Fig1: Experimental setup. Player 1 and Player 2 each control a cursor from a start bar to a target bar. The movement can be chosen anywhere along the x-axes. However, the forces that resist the players’ forward movement are given by spring constants whose stiffness depend both on the x-position of Player 1 and on the x-position of Player 2
Mentions: The experiment was conducted using two vBOTs which are planar robotic interfaces. The custom-built device consists of a parallelogram constructed mainly from carbon fiber tubes that are driven by rare earth motors via low-friction timing belts. High-resolution incremental encoders are attached to the drive motors to permit accurate computation of the robot’s position. Care was taken with the design to ensure it was capable of exerting large end-point forces while still exhibiting high stiffness, low friction, and also low inertia. The robot’s motors were run from a pair of switching torque control amplifiers that were interfaced, along with the encoders, to a multifunctional I/O card on a PC using some simple logic to implement safety features. Software control of the robot was achieved by means of a control loop running at 1,000 Hz, in which position and force were measured and desired output force was set. For further technical details, see (Howard et al. 2009). Participants held the handle of the vBOT that constrained hand movements to the horizontal plane. Using a projection system, we overlaid virtual visual feedback into the plane of the movement. Each of the vBOT handles controlled the position of a circular cursor (gray color, radius 1.25 cm) in one half of the workspace (Fig. 1). The position of the cursor was updated continuously throughout the trial.Fig. 1

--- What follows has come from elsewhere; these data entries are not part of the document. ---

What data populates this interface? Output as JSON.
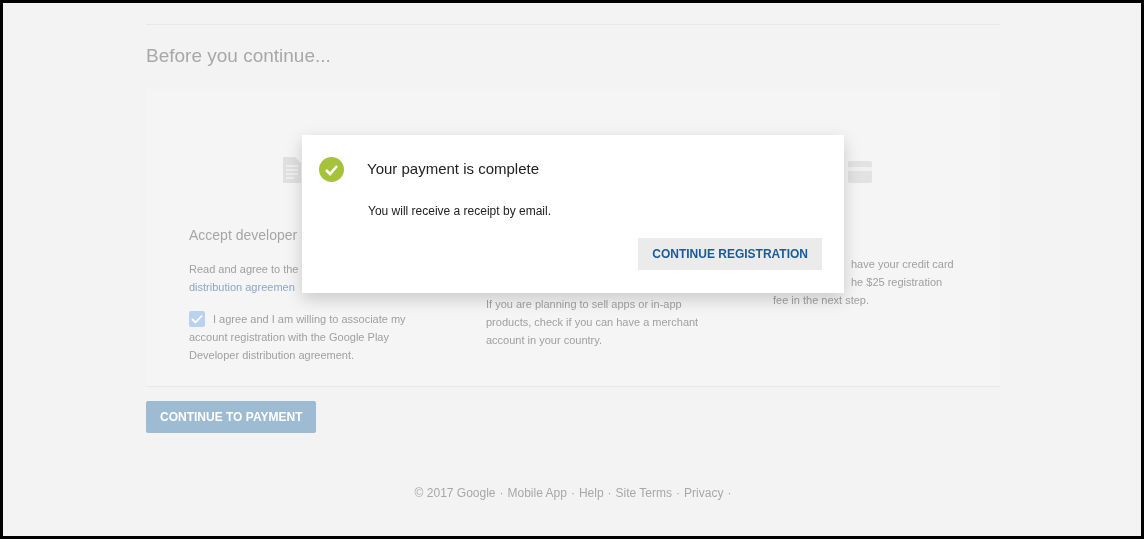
{
  "heading": "Before you continue...",
  "columns": [
    {
      "kind": "agreement",
      "title": "Accept developer",
      "lines": [
        "Read and agree to the",
        "distribution agreemen"
      ],
      "checkbox": {
        "checked": true,
        "label_lines": [
          "I agree and I am willing to associate my",
          "account registration with the Google Play",
          "Developer distribution agreement."
        ]
      }
    },
    {
      "kind": "merchant",
      "lines": [
        "If you are planning to sell apps or in-app",
        "products, check if you can have a merchant",
        "account in your country."
      ]
    },
    {
      "kind": "payment",
      "lines": [
        "have your credit card",
        "he $25 registration",
        "fee in the next step."
      ]
    }
  ],
  "continue_button": {
    "label": "CONTINUE TO PAYMENT",
    "disabled": true
  },
  "footer": {
    "items": [
      "© 2017 Google",
      "Mobile App",
      "Help",
      "Site Terms",
      "Privacy"
    ],
    "separator": "·"
  },
  "dialog": {
    "title": "Your payment is complete",
    "message": "You will receive a receipt by email.",
    "button": "CONTINUE REGISTRATION"
  }
}
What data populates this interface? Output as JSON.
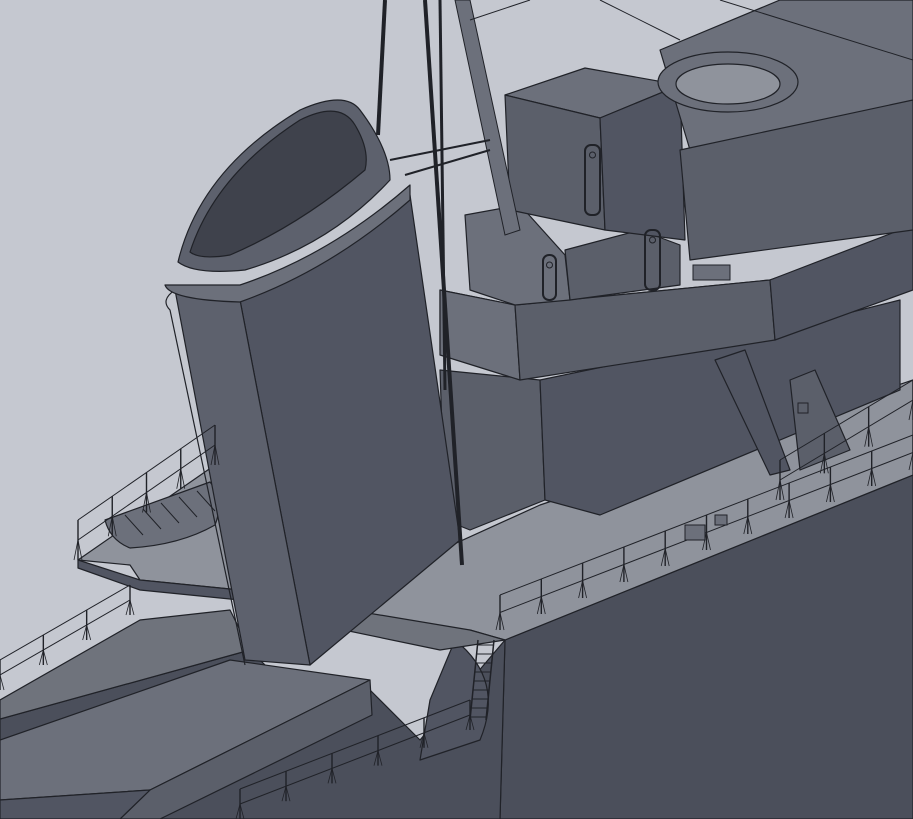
{
  "scene": {
    "colors": {
      "background": "#c5c8d0",
      "hull": "#4b4f5b",
      "deck": "#8f939c",
      "deck_shadow": "#6f737c",
      "superstructure_light": "#6c707b",
      "superstructure_mid": "#5b5f6a",
      "superstructure_dark": "#515562",
      "funnel_front": "#5d616d",
      "funnel_side": "#515562",
      "funnel_cap": "#3f424c",
      "outline": "#202228"
    },
    "icons": {
      "funnel": "funnel-icon",
      "mast": "mast-icon",
      "railing": "railing-icon",
      "ladder": "ladder-icon",
      "lifeboat": "lifeboat-icon",
      "porthole": "porthole-icon"
    }
  }
}
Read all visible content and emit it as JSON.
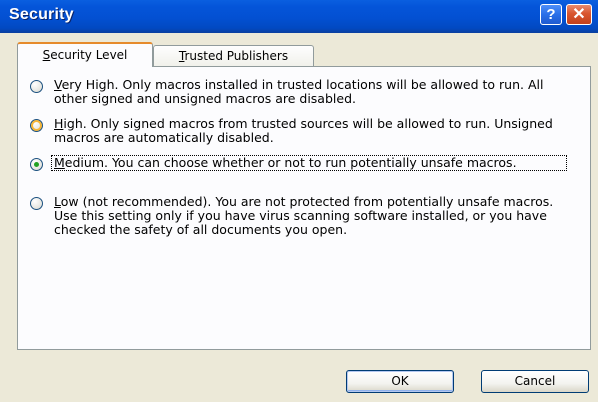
{
  "window": {
    "title": "Security",
    "help_label": "?",
    "close_label": "✕"
  },
  "tabs": [
    {
      "label": "Security Level",
      "active": true
    },
    {
      "label": "Trusted Publishers",
      "active": false
    }
  ],
  "options": [
    {
      "id": "very-high",
      "text": "Very High. Only macros installed in trusted locations will be allowed to run. All other signed and unsigned macros are disabled.",
      "selected": false
    },
    {
      "id": "high",
      "text": "High. Only signed macros from trusted sources will be allowed to run. Unsigned macros are automatically disabled.",
      "selected": false
    },
    {
      "id": "medium",
      "text": "Medium. You can choose whether or not to run potentially unsafe macros.",
      "selected": true
    },
    {
      "id": "low",
      "text": "Low (not recommended). You are not protected from potentially unsafe macros. Use this setting only if you have virus scanning software installed, or you have checked the safety of all documents you open.",
      "selected": false
    }
  ],
  "buttons": {
    "ok": "OK",
    "cancel": "Cancel"
  },
  "colors": {
    "titlebar": "#0350d2",
    "tab_highlight": "#e68b2c",
    "radio_selected": "#21a121"
  }
}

Bottom Line: In these tasks, subjects made reaching movements reflecting their continuously evolving "decisions" while they received a continuous payoff in the form of a resistive force counteracting their movements.Successful coordination required two subjects to "choose" the same Nash equilibrium in this force-payoff landscape within a single reach.Our results suggest that two-person coordination arises naturally in motor interactions and is facilitated by favorable initial positions, stereotypical motor pattern, and differences in response times.

View Article: PubMed Central - PubMed

Affiliation: Department of Engineering, Computational and Biological Learning Laboratory, University of Cambridge, Cambridge, UK. dab54@cam.ac.uk

ABSTRACT
Trying to pass someone walking toward you in a narrow corridor is a familiar example of a two-person motor game that requires coordination. In this study, we investigate coordination in sensorimotor tasks that correspond to classic coordination games with multiple Nash equilibria, such as "choosing sides," "stag hunt," "chicken," and "battle of sexes". In these tasks, subjects made reaching movements reflecting their continuously evolving "decisions" while they received a continuous payoff in the form of a resistive force counteracting their movements. Successful coordination required two subjects to "choose" the same Nash equilibrium in this force-payoff landscape within a single reach. We found that on the majority of trials coordination was achieved. Compared to the proportion of trials in which miscoordination occurred, successful coordination was characterized by several distinct features: an increased mutual information between the players' movement endpoints, an increased joint entropy during the movements, and by differences in the timing of the players' responses. Moreover, we found that the probability of successful coordination depends on the players' initial distance from the Nash equilibria. Our results suggest that two-person coordination arises naturally in motor interactions and is facilitated by favorable initial positions, stereotypical motor pattern, and differences in response times.

Show MeSH
Related in: MedlinePlus